Assessing the point guard play of Austin Rivers through three exhibition games
It is quite early to be evaluating a freshman but it is not often you get an early look at a top 5 recruit playing in structured games. Granted, these are only exhibition games but it was clear both teams were working their hardest all game in each of the three games Duke has played so far.
Without a true point guard, Duke will most likely rely on a point guard by committee, unless one players steps into the role in the first several games. One of those players who will get a chance to be a primary ball handler is freshman Austin Rivers. I wanted to take a look at how he did in three games in a few key areas for a point guard: Initiating the offense, good passes to scorers, not turning the ball over and penetrating the lane.
Initiating the offense
The first objective of a point guard is to initiate the offense. It is often a simple pass just to get the play in motion. The few times that Rivers did bring the ball down, he often wasted too much time dribbling aimlessly, instead of making the first pass to start the offense. Other times, he choose to go straight at his man and force a tough shot without even giving the offense a chance to run any action.
Rivers will learn how to initiate the offense and see the first pass that needs to be made to start the play or keep the offense moving. He didn’t do a great job of it in his first three games, as he seemed content to isolate his defender and try to beat him off the dribble time and time again. As we will see below, his ability to penetrate the lane and get to the rim is his biggest strength at the time. However, he needs to learn when to move the ball to his teammates instead of always taking a second to see if he can beat his defender.
Good passes to scorers
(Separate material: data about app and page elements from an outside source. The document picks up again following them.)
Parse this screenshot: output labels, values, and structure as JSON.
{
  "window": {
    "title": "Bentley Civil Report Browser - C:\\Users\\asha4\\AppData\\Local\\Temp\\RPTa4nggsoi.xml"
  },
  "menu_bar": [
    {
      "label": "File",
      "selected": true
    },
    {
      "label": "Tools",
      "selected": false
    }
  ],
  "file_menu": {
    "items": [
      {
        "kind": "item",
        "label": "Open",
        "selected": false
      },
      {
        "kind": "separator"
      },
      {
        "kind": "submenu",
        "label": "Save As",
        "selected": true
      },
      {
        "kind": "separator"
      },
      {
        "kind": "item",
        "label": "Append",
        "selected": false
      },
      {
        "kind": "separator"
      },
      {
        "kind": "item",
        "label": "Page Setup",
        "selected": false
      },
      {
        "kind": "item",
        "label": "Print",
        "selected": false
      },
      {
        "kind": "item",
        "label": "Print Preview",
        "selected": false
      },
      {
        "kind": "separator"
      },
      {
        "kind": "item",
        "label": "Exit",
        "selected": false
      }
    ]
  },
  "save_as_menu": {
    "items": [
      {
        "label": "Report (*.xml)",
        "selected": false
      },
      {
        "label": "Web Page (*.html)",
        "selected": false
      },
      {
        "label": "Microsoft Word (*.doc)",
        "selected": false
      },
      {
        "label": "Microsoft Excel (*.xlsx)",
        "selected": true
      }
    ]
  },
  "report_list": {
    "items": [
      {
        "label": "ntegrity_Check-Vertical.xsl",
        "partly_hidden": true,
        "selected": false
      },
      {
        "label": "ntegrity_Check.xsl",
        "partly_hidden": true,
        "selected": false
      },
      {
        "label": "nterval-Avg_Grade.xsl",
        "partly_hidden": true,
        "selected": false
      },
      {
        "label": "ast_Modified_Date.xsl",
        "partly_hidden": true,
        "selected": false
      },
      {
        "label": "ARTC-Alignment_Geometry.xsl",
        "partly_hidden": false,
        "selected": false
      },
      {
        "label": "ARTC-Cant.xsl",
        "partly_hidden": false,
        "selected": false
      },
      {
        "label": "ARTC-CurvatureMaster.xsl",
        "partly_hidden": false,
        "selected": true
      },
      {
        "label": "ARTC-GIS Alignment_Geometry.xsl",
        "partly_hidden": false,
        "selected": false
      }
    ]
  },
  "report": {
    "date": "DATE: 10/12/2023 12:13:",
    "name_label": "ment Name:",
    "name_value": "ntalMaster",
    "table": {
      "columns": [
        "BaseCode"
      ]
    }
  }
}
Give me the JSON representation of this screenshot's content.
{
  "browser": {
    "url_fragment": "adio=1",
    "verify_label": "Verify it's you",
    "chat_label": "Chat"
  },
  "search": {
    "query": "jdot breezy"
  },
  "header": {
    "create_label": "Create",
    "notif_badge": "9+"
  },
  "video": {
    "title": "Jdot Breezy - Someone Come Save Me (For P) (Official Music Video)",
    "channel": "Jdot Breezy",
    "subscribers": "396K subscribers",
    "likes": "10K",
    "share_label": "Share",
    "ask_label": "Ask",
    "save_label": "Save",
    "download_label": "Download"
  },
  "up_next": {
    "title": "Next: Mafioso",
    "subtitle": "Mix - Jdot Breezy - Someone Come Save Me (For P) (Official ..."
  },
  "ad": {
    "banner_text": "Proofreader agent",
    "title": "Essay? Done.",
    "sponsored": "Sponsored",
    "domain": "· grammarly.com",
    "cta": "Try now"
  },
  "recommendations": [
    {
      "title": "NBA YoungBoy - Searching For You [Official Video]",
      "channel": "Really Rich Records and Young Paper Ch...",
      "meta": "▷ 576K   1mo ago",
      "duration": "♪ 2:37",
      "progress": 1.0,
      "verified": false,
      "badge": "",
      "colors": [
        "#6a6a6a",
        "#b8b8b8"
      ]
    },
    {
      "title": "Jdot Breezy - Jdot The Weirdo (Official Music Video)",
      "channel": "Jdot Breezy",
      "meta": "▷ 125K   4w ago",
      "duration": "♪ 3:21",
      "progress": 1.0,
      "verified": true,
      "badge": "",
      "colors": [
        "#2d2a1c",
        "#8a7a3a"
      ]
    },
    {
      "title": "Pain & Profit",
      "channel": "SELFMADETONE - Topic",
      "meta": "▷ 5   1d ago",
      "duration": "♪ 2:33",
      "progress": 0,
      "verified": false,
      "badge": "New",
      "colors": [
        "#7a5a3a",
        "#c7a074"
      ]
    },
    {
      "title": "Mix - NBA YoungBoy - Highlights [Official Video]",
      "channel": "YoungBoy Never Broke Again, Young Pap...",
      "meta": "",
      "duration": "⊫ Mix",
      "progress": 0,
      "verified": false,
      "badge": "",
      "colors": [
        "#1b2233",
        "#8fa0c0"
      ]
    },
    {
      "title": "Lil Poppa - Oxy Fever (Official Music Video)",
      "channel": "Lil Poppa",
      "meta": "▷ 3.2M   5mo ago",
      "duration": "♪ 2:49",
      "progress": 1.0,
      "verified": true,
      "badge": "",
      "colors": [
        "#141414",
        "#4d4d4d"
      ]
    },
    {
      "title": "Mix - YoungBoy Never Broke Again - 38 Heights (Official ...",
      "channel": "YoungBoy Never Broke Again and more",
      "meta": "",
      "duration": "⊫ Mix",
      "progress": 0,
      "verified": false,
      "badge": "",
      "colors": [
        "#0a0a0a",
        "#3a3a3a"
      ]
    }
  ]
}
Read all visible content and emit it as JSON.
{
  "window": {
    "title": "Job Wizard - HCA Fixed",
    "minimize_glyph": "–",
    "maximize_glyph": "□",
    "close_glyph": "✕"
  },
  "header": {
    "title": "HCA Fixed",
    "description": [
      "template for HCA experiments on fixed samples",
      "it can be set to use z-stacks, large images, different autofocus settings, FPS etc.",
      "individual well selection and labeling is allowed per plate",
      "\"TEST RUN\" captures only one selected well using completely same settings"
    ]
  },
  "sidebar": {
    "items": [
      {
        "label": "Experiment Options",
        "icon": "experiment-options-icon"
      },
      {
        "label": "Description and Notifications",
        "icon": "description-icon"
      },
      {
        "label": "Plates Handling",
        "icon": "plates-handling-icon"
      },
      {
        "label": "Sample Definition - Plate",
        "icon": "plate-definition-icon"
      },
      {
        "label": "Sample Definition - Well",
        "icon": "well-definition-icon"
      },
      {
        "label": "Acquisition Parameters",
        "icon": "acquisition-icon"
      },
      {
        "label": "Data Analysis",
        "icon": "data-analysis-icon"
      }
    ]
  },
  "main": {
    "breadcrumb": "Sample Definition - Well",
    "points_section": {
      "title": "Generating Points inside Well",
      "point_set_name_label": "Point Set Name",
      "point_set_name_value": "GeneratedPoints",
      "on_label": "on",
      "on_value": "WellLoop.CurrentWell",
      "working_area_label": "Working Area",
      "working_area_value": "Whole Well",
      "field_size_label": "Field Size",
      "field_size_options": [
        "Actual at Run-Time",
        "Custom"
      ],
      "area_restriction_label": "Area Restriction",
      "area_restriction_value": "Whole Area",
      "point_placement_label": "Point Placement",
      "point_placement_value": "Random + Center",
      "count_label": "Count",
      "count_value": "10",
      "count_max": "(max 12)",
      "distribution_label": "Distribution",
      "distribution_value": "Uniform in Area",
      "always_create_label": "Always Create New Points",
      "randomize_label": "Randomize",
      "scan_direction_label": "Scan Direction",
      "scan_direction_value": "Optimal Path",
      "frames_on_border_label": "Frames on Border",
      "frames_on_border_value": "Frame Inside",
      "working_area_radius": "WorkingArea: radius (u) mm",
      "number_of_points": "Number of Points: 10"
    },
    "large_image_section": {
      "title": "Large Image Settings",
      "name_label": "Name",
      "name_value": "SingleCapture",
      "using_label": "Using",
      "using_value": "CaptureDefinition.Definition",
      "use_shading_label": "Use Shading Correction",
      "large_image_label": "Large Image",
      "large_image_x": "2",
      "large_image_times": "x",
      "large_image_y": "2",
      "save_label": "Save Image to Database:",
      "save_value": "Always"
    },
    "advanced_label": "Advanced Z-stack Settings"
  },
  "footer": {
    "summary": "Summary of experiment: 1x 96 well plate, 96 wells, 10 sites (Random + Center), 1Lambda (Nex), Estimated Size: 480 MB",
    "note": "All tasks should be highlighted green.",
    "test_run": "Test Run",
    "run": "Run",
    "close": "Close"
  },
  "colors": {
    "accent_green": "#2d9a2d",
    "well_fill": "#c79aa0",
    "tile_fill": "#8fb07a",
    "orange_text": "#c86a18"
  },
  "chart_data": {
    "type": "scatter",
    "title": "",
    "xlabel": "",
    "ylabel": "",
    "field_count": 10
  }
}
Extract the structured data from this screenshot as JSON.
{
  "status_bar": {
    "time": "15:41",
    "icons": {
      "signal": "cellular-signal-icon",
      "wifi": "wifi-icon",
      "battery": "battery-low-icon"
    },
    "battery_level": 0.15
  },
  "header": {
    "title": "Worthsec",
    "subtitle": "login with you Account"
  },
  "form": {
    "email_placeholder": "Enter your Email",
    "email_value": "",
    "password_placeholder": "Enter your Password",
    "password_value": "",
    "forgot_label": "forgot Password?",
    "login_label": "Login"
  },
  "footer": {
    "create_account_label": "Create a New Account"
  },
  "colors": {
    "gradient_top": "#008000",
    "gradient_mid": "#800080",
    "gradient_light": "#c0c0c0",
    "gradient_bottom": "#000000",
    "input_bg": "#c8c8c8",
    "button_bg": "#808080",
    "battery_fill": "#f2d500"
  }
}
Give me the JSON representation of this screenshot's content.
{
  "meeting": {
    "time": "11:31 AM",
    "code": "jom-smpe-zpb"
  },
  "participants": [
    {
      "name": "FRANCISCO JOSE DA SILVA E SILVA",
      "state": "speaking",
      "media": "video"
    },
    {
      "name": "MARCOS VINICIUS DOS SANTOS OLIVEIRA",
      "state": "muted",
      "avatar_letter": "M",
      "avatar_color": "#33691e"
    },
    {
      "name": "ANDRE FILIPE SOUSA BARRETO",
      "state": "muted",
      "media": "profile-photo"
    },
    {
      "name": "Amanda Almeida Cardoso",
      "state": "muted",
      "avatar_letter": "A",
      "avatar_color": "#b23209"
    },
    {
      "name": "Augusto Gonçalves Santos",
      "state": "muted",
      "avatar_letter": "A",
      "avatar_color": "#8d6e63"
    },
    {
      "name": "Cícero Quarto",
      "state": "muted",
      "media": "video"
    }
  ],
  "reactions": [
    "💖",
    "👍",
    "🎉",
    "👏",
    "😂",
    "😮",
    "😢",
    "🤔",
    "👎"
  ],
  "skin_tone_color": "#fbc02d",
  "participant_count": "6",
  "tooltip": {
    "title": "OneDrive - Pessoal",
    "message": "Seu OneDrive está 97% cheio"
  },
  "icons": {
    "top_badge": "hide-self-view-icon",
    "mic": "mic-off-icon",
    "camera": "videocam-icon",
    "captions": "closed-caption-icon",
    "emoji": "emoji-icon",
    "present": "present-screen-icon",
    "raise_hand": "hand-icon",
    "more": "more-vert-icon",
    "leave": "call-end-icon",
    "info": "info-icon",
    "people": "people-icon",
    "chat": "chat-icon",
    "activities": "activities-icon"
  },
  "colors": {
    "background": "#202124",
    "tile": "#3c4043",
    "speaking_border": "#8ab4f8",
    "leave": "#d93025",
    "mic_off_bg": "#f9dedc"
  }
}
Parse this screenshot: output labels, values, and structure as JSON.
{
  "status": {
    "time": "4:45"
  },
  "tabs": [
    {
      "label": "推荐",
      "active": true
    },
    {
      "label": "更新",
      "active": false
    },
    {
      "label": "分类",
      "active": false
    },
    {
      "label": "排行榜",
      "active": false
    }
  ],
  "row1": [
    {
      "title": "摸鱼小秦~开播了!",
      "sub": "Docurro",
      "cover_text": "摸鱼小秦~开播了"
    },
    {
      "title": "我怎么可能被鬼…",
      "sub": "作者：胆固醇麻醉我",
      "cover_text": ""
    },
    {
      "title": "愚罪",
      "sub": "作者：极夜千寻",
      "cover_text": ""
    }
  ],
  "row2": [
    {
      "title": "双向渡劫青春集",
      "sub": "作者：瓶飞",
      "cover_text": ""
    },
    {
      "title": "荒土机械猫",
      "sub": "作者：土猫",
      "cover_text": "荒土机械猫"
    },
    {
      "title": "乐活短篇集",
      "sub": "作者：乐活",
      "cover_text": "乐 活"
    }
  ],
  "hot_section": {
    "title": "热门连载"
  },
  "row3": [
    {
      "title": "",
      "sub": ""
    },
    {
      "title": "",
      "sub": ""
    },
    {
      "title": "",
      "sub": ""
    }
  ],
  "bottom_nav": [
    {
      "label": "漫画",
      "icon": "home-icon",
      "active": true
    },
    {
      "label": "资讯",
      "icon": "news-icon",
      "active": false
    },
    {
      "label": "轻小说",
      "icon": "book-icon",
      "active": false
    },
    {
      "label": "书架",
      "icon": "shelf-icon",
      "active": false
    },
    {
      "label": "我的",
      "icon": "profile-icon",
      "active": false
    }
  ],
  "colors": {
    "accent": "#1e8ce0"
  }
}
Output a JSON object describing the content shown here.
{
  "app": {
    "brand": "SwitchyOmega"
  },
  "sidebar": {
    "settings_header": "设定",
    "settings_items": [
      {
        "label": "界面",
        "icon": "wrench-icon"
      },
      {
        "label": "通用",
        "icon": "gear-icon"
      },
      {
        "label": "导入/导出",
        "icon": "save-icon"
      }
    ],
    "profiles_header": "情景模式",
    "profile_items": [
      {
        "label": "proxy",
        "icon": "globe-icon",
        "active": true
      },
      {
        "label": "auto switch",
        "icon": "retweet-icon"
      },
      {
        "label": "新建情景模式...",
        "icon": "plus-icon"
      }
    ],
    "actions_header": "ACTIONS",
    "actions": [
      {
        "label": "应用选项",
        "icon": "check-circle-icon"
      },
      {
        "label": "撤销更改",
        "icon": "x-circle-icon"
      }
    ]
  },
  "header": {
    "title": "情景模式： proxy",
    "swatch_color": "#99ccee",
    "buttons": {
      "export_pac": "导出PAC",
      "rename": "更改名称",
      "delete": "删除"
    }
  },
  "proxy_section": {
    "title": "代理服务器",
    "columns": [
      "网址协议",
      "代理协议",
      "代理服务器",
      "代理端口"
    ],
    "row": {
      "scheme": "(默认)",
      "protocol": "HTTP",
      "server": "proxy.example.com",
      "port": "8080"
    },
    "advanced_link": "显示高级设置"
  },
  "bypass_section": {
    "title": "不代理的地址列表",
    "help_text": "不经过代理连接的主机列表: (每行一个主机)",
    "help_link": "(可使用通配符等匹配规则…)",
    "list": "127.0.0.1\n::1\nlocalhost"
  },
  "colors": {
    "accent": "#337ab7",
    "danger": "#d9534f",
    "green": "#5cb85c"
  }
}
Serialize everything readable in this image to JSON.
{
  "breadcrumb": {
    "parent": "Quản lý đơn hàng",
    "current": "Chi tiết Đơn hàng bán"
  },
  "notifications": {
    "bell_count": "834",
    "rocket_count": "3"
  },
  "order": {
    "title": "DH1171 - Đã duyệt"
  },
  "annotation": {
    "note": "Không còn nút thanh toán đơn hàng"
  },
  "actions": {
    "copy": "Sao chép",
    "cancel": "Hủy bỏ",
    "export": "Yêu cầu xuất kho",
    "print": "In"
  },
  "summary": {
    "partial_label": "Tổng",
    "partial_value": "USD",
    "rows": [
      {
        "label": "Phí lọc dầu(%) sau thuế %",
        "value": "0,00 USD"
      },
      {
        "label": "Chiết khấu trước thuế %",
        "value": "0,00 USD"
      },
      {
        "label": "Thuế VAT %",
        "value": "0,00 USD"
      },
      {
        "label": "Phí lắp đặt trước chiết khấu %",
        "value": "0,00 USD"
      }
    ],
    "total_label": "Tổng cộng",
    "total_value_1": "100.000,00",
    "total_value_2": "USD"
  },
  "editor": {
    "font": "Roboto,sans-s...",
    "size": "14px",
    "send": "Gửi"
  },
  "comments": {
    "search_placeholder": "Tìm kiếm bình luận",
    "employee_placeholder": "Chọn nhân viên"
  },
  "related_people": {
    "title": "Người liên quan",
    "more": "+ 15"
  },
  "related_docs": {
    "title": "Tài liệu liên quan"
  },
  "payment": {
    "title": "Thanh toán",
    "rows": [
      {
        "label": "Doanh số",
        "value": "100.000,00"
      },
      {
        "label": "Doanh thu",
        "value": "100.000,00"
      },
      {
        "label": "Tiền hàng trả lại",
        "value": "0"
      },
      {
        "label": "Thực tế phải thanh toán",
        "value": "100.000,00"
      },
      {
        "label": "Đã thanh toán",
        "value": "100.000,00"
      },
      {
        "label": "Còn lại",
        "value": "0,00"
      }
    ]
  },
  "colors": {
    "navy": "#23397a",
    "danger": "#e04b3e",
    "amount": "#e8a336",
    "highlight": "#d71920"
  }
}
The second job of a point guard is to locate passes in places which gives his teammates the ability to score. This means delivering the ball where the post man is calling for it or to put it in the pocket of a jump shooter so he can catch and shoot without wasting much time.
I thought this was a strength of Rivers in their international tour. While he made a few sloppy passes, the majority of the time he showed the ability to put the ball in the right spot where his teammates could do the most with the ball. In the following clips, the play won’t always result in a basket but the key is the pass Rivers made to the shooter. He does a great job of distributing the ball and assisting his teammates in getting their shot.
Not turning the ball over
It is no surprise to me that Rivers looked shaky at times with the ball. This is to be expected of a freshman guard, especially in the pre-season. It is not something to be overly concerned about at this point but it cannot be ignored. Rivers had a tendency to over commit when he penetrated, which led to bad passes as he put himself in positions where he could not succeed.
As we will see below, Rivers showed he can do great thing when he penetrates to the rim. He needs to learn to pick his spots better and be more and be a bit more under control when he goes to the rim so he keeps command of the ball. As the old mantra goes, ‘be quick but don’t hurry’. Words to live by for Rivers when he drives to the rim.
Ability to penetrate the lane
The last key I want in a point guard is the ability to penetrate the lane. He doesn’t have to be a great jump shooter but he needs to be able to cut through the lane and finish at the rim or dump the ball off for a dunk. This seems to be one of Rivers’ biggest strengths. Although he can be a bit reckless at times, he can explode off a ball screen and easily get to the rim and finish.
Rivers rarely looked to dump the ball off when the help came, choosing instead to knife his way through the defense or shoot a floater over the help so he will need to recognize situations when it is appropriate to give the ball up because the defense has keyed in on Rivers. Again, this is not a cause for concern for a freshman but it is something to monitor as the season progresses.